Jake saw Charlotte glance down at her own breasts, the fingers of her hand fiddling with the shirt button, perhaps conscious of their small size. He hesitated to make eye contact and let the music weave throughout the room, passionate incense perfuming the room.
“When you make love, you must remember all parts of a woman’s body. You embrace her to feel the softness of her skin, to inhale her fragrance, to consume her. But her breasts are but one part of the symphony.”

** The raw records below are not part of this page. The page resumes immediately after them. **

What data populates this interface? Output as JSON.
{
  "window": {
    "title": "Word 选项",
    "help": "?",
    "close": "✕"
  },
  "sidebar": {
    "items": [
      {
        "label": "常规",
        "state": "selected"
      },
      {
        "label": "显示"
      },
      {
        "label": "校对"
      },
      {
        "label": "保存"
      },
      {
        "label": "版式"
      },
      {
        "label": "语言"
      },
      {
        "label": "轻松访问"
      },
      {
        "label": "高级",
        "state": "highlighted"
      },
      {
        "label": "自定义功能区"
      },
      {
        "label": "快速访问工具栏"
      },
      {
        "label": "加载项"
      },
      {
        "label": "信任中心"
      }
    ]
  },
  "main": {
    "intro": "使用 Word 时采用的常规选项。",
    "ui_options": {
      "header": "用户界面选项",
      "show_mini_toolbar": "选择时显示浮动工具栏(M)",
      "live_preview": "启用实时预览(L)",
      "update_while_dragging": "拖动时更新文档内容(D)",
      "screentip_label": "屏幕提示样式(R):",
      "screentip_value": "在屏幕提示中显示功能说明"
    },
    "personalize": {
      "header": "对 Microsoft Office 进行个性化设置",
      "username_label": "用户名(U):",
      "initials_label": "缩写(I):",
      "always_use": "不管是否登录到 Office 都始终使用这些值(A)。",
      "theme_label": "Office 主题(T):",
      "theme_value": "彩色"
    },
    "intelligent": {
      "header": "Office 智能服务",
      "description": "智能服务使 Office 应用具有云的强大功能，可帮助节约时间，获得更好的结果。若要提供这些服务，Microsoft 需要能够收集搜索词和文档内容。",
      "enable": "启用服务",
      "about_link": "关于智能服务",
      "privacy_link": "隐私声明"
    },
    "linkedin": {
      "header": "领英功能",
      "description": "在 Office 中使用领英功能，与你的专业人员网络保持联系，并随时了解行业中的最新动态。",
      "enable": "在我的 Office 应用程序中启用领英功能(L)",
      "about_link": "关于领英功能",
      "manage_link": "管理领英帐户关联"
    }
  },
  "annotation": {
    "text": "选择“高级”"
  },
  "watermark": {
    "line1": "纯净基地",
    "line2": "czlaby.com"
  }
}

The bow arched and fell as Jake pulled and pushed it across the strings watching flakes of resin disintegrate from the hair and float under the light. The strokes gained intensity, no longer pushing and pulling, but thrusting with controlled ferocity. The music reached a crescendo, held sustained but not resolved. Jake plucked at the strings, the pizzicato quick, flicking the strings, holding the tension. Attacking the strings with the bow, the notes were drawn out in a hasty flight up and down the neck of the cello. An improvised solo, pushing, pulling, thrusting.
The bow arched sharply, the final note held in a vibrato by his fingers on the neck. Jake felt his breathing slow and become deeper. He rested his hands on his knees, touching the body of the cello, a light intimacy, the headstock leaning into his shoulder.
Charlotte, the raven-haired woman with the camera for eyes, put down her empty glass. Crossing the floor she felt Jake’s arm curve around her waist, pulling her into his lap. Positioning the cello between her thighs, her hands shadowing his as fingers. The bow moved arched slowly over the strings and her fingers followed his like a spider on the neck. Even now she could feel the vibration through the bow moving up his hand and into hers. Turning her head, her mouth brushed against his ear.
This is an extract of a longer piece, which you can read on Sunday, as part of the Write Anything Form and Genre Challenge. Many thanks to Jodi Cleghorn for giving me permission to use her characters, writing the beginning of their relationship.
You can read the story that inspired it here: What I Left to Forget